The transition area is where you move from one leg of a triathlon to the next. If you’re competing in a Tribe or doing two consecutive legs of a Relay you will need to prepare for this as the transition will be crucial to your race. The transition area is also the designated place where you will ‘rack’ your bike, helmet, and towel, as well as store drinks and changes of clothing/footwear you may need for the race. Find out more here.
‘T1’ is the transition from swim to bike and ‘T2’ is the transition from bike to run. Both take place in the transition area.
If you are only completing one leg of the Relay you don’t need to worry about this section, swap over the timing chip to your next team mate and recover!
Familiarise yourself with where you have ‘racked’ your bike and where the ‘bike in’ and ‘bike out’ areas are. These are the areas through which you will enter and leave the transition area
When you enter or leave transition on your bike there is a dismount area in which you must walk with your bike. These areas will be signposted or marshalled but make sure you know where they are before starting the race.
To keep transitions quick, have them planned out in advance and if possible, have your equipment ready.
When training, practice getting out of the pool to help with transitions. It’s important to master this to get used to the sensation of being horizontal and then immediately vertical.
Never rush and use the changing rooms to get changed in transition if you need to.
Before and after each training session you should warm up and warm down.
Warming up prepares your body for exercise, allowing you to move more efficiently which puts less stress on joints and helps to lower injury risk. Warming down brings your heart rate back to normal. Both static and dynamic stretching are important in warming up and down, especially in reducing muscle stiffness.
The training plans will give some guidance on warming up and warming down, but take a look at these videos for stretching advice to supplement your training sessions.

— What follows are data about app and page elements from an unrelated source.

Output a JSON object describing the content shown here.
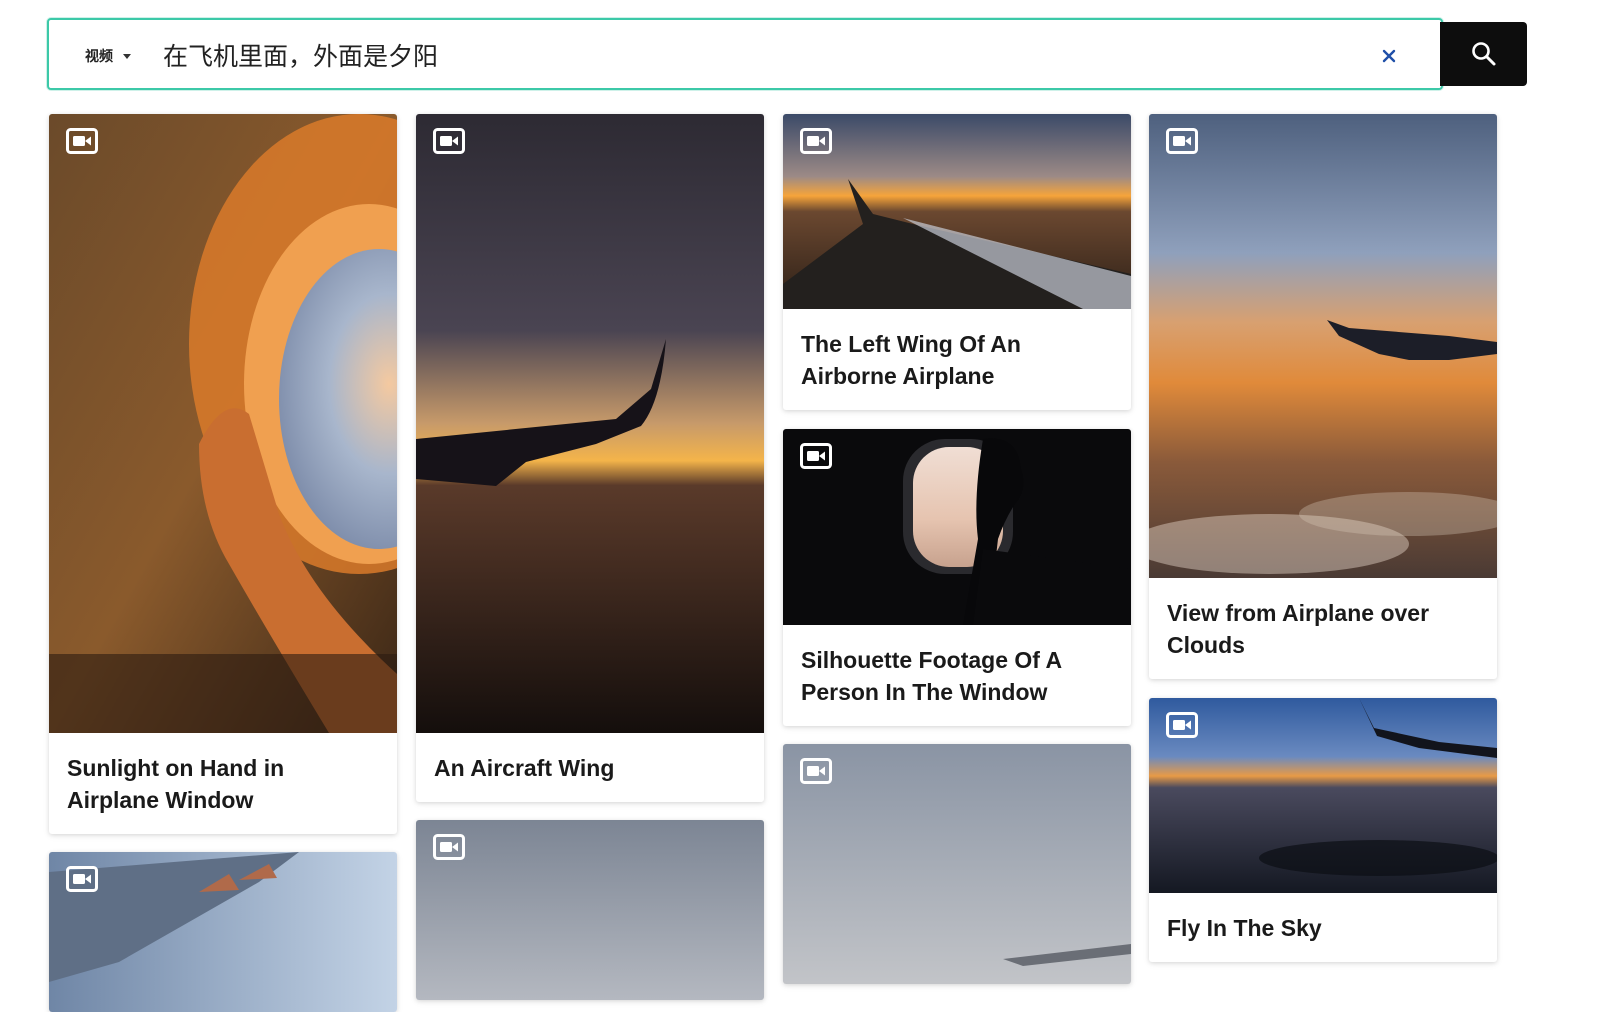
{
  "search": {
    "type_label": "视频",
    "query": "在飞机里面，外面是夕阳",
    "clear_label": "×"
  },
  "results": [
    {
      "title": "Sunlight on Hand in Airplane Window",
      "media": "video-icon"
    },
    {
      "title": "An Aircraft Wing",
      "media": "video-icon"
    },
    {
      "title": "The Left Wing Of An Airborne Airplane",
      "media": "video-icon"
    },
    {
      "title": "View from Airplane over Clouds",
      "media": "video-icon"
    },
    {
      "title": "Silhouette Footage Of A Person In The Window",
      "media": "video-icon"
    },
    {
      "title": "Fly In The Sky",
      "media": "video-icon"
    },
    {
      "title": "",
      "media": "video-icon"
    },
    {
      "title": "",
      "media": "video-icon"
    },
    {
      "title": "",
      "media": "video-icon"
    }
  ],
  "colors": {
    "accent": "#3cc9a8",
    "search_button": "#0d0d0d"
  }
}
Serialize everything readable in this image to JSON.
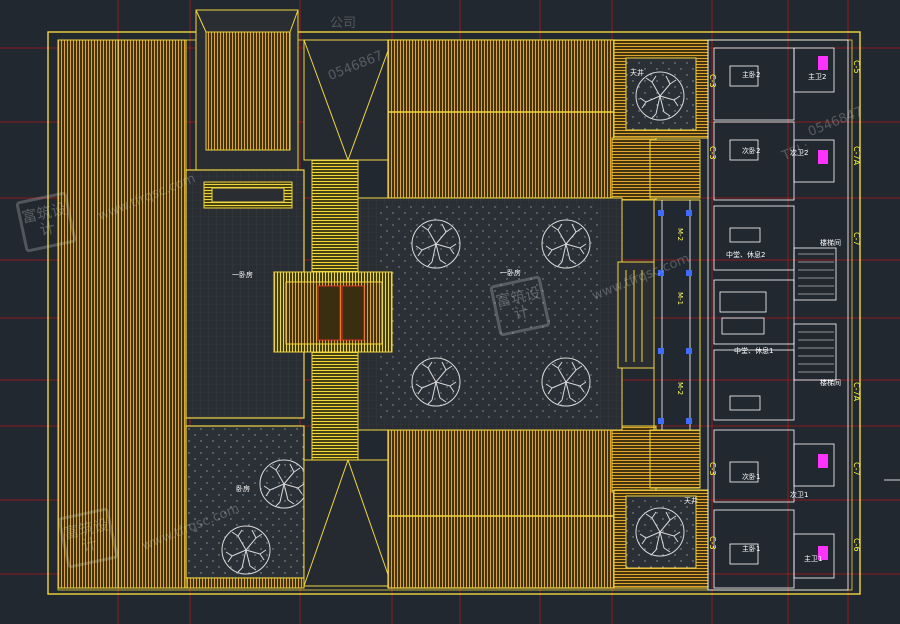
{
  "drawing": {
    "rooms": {
      "hall_left": "一卧房",
      "hall_center": "一卧房",
      "lower_left_room": "卧房",
      "top_right_courtyard": "天井",
      "bottom_right_courtyard": "天井",
      "master_2": "主卧2",
      "master_bath_2": "主卫2",
      "guest_2": "次卧2",
      "guest_bath_2": "次卫2",
      "dining_2": "中堂、休息2",
      "dining_1": "中堂、休息1",
      "guest_1": "次卧1",
      "guest_bath_1": "次卫1",
      "master_1": "主卧1",
      "master_bath_1": "主卫1",
      "stair_upper": "楼梯间",
      "stair_lower": "楼梯间"
    },
    "door_tags": {
      "m2_upper": "M-2",
      "m1": "M-1",
      "m2_lower": "M-2"
    },
    "window_tags": {
      "c3_top": "C-3",
      "c5": "C-5",
      "c7a_top": "C-7A",
      "c3_mid": "C-3",
      "c7": "C-7",
      "c7a_bottom": "C-7A",
      "c7_right": "C-7",
      "c3_bottom": "C-3",
      "c3_lower": "C-3",
      "c6": "C-6"
    },
    "watermarks": {
      "top_line": "公司",
      "phone_top": "0546867",
      "phone_right": "0546847",
      "tel": "TEL:",
      "url": "www.tfrqsc.com",
      "stamp": "富筑设计"
    }
  }
}
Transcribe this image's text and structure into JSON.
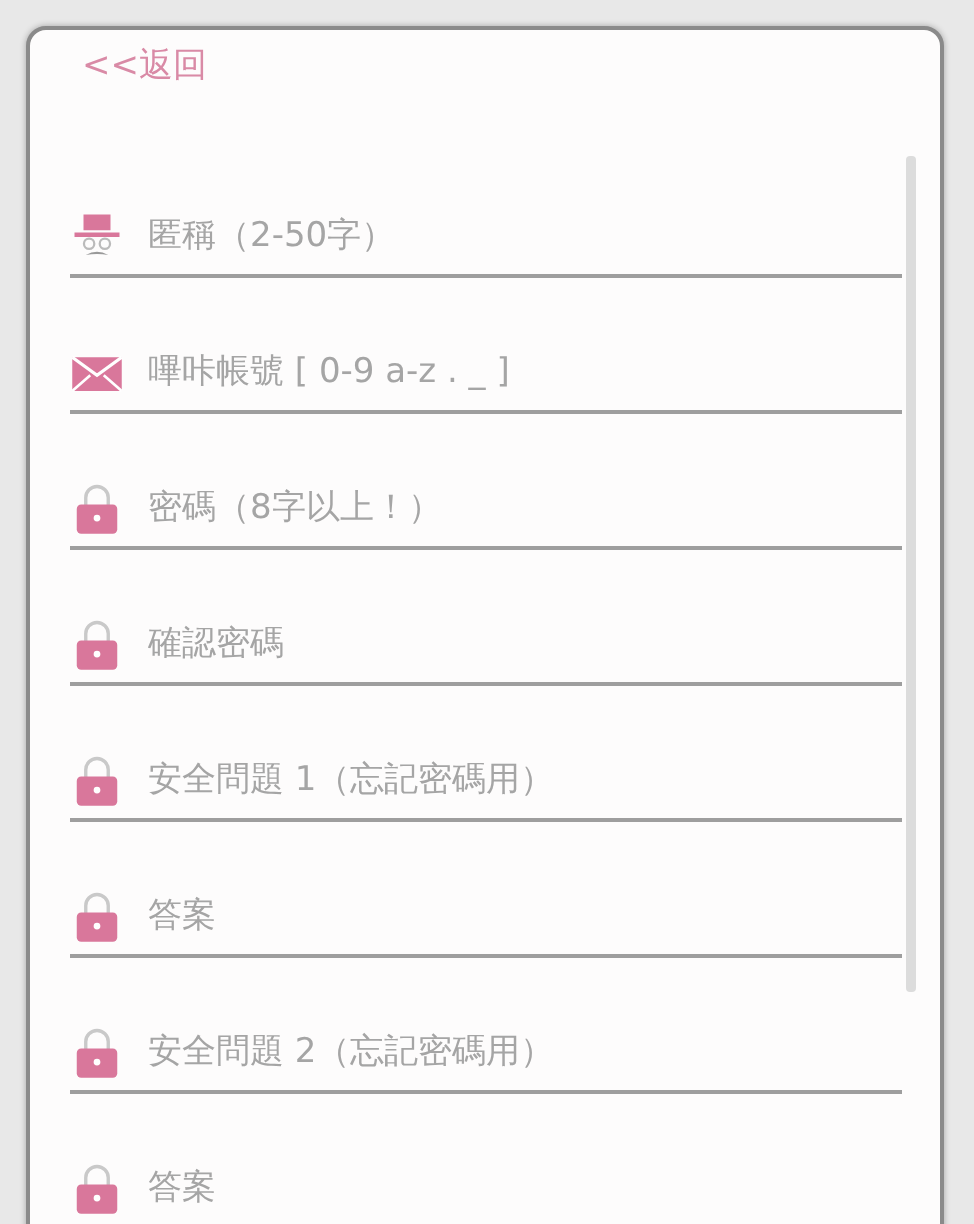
{
  "back_link": {
    "label": "<<返回"
  },
  "fields": [
    {
      "kind": "user",
      "placeholder": "匿稱（2-50字）"
    },
    {
      "kind": "mail",
      "placeholder": "嗶咔帳號 [ 0-9 a-z . _ ]"
    },
    {
      "kind": "lock",
      "placeholder": "密碼（8字以上！）"
    },
    {
      "kind": "lock",
      "placeholder": "確認密碼"
    },
    {
      "kind": "lock",
      "placeholder": "安全問題 1（忘記密碼用）"
    },
    {
      "kind": "lock",
      "placeholder": "答案"
    },
    {
      "kind": "lock",
      "placeholder": "安全問題 2（忘記密碼用）"
    },
    {
      "kind": "lock",
      "placeholder": "答案"
    }
  ]
}
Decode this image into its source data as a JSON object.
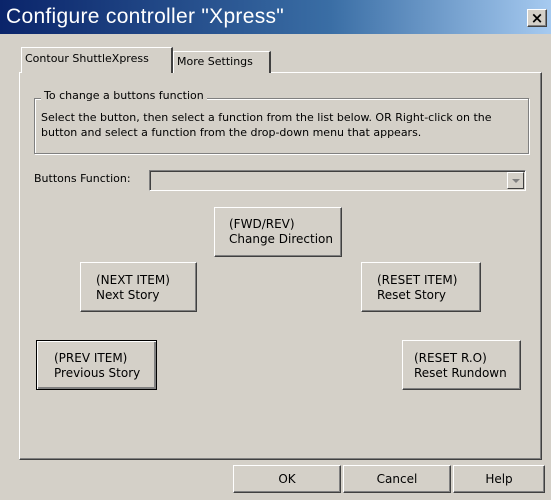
{
  "window": {
    "title": "Configure controller \"Xpress\"",
    "close_glyph": "×"
  },
  "tabs": [
    {
      "label": "Contour ShuttleXpress",
      "active": true
    },
    {
      "label": "More Settings",
      "active": false
    }
  ],
  "group": {
    "legend": "To change a buttons function",
    "instructions": "Select the button, then select a function from the list below. OR Right-click on the button and select a function from the drop-down menu that appears."
  },
  "buttons_function": {
    "label": "Buttons Function:",
    "value": ""
  },
  "controller_buttons": {
    "fwd_rev": {
      "code": "(FWD/REV)",
      "desc": "Change Direction"
    },
    "next_item": {
      "code": "(NEXT ITEM)",
      "desc": "Next Story"
    },
    "reset_item": {
      "code": "(RESET ITEM)",
      "desc": "Reset Story"
    },
    "prev_item": {
      "code": "(PREV ITEM)",
      "desc": "Previous Story"
    },
    "reset_ro": {
      "code": "(RESET R.O)",
      "desc": "Reset Rundown"
    }
  },
  "dialog_buttons": {
    "ok": "OK",
    "cancel": "Cancel",
    "help": "Help"
  }
}
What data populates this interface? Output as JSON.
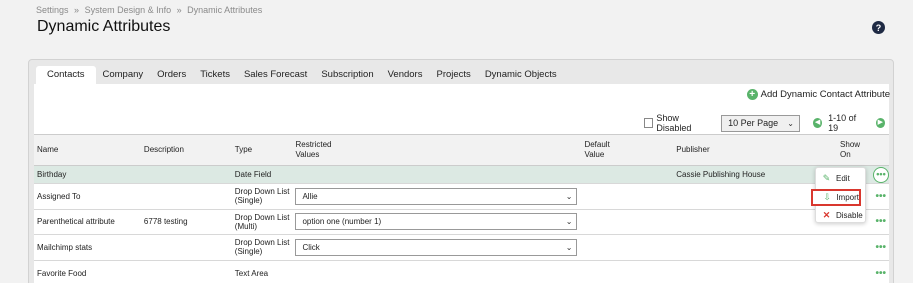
{
  "breadcrumb": [
    "Settings",
    "»",
    "System Design & Info",
    "»",
    "Dynamic Attributes"
  ],
  "page_title": "Dynamic Attributes",
  "help_icon": "?",
  "tabs": [
    {
      "label": "Contacts",
      "active": true
    },
    {
      "label": "Company"
    },
    {
      "label": "Orders"
    },
    {
      "label": "Tickets"
    },
    {
      "label": "Sales Forecast"
    },
    {
      "label": "Subscription"
    },
    {
      "label": "Vendors"
    },
    {
      "label": "Projects"
    },
    {
      "label": "Dynamic Objects"
    }
  ],
  "add_attribute_label": "Add Dynamic Contact Attribute",
  "show_disabled_label": "Show Disabled",
  "per_page": "10 Per Page",
  "pagination": "1-10 of 19",
  "columns": {
    "name": "Name",
    "description": "Description",
    "type": "Type",
    "restricted_1": "Restricted",
    "restricted_2": "Values",
    "default_1": "Default",
    "default_2": "Value",
    "publisher": "Publisher",
    "show_1": "Show",
    "show_2": "On"
  },
  "rows": [
    {
      "name": "Birthday",
      "description": "",
      "type1": "Date Field",
      "type2": "",
      "restricted": "",
      "publisher": "Cassie Publishing House"
    },
    {
      "name": "Assigned To",
      "description": "",
      "type1": "Drop Down List",
      "type2": "(Single)",
      "restricted": "Allie",
      "publisher": ""
    },
    {
      "name": "Parenthetical attribute",
      "description": "6778 testing",
      "type1": "Drop Down List",
      "type2": "(Multi)",
      "restricted": "option one (number 1)",
      "publisher": ""
    },
    {
      "name": "Mailchimp stats",
      "description": "",
      "type1": "Drop Down List",
      "type2": "(Single)",
      "restricted": "Click",
      "publisher": ""
    },
    {
      "name": "Favorite Food",
      "description": "",
      "type1": "Text Area",
      "type2": "",
      "restricted": "",
      "publisher": ""
    }
  ],
  "context_menu": {
    "edit": "Edit",
    "import": "Import",
    "disable": "Disable"
  },
  "colors": {
    "accent_green": "#59b36a",
    "highlight_row": "#dce9e3",
    "danger_red": "#d9372e"
  }
}
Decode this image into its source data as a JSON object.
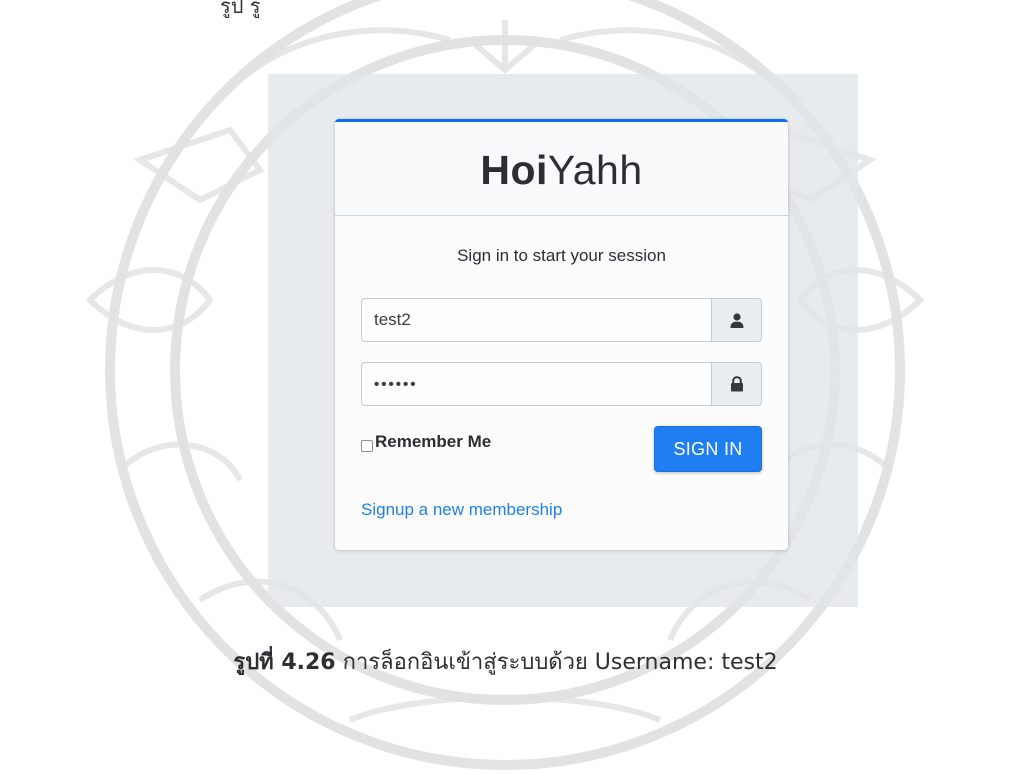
{
  "page": {
    "top_cropped_text": "รูป                               รู"
  },
  "login": {
    "logo_bold": "Hoi",
    "logo_regular": "Yahh",
    "message": "Sign in to start your session",
    "username_value": "test2",
    "password_value": "••••••",
    "remember_label": "Remember Me",
    "sign_in_label": "SIGN IN",
    "signup_link": "Signup a new membership"
  },
  "caption": {
    "figure_label": "รูปที่ 4.26",
    "text": " การล็อกอินเข้าสู่ระบบด้วย Username: test2"
  },
  "colors": {
    "accent": "#1f7ff2",
    "top_border": "#0d6efd",
    "panel_bg": "#e2e5e8"
  },
  "icons": {
    "username_addon": "user-icon",
    "password_addon": "lock-icon",
    "watermark": "university-seal"
  }
}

Rest and recovery is just as important to your race preparation as the training itself. If you get to a stage where you think you may be over-trained, rather than just a little tired that day, try to start your planned training session, but assess how you feel after the first 5 minutes. If after 5-10 minutes you don’t feel like you can carry on, take a rest day.
Equally if you’ve been struggling with training for a few days and are finding it really difficult, you could consider having a recovery day, or focus on light physical activity instead, such as a short walk or cycle. Over-training can lead to injury, so listen to your body.
After training, ensure that you have a mix of protein and carbohydrate, the ideal recovery nutrition, within 20-30 minutes of finishing your training session. A lot of triathlon training is low intensity, longer duration, so this combination works well to encourage recovery. You can find our seven-day nutrition plan, which includes recipes for high protein and carbohydrate meals and top tips from British Triathlon’s nutritionist, Lucy Wainwright, here.
SLEEP IS KING
Sleep is one of the most important elements of recovery as sleep and rest is the time the body best repairs itself from all the training you have been doing. Make sure you’re getting enough sleep with an aim to wake up feeling refreshed.
Prior to going to sleep, find the time to wind down. Find a technique that works for you, perhaps reading a book, listening to music or meditation. Have a listen to our podcast, where British Triathlon coaches talk with podcaster and coach Ben Coomber about listening to your body.
Eating regular meals throughout the day will ensure a good supply of nutrients to allow the body to recover and be ready to go again.
Our podcasts, hosted by Ben Coomber and featuring British Triathlon’s Olympic Head Coach, Ben Bright and Paralympic Performance Coach, Steve Casson, cover all things health and wellbeing; from training and mindset, to why triathlon really is a sport for everyone.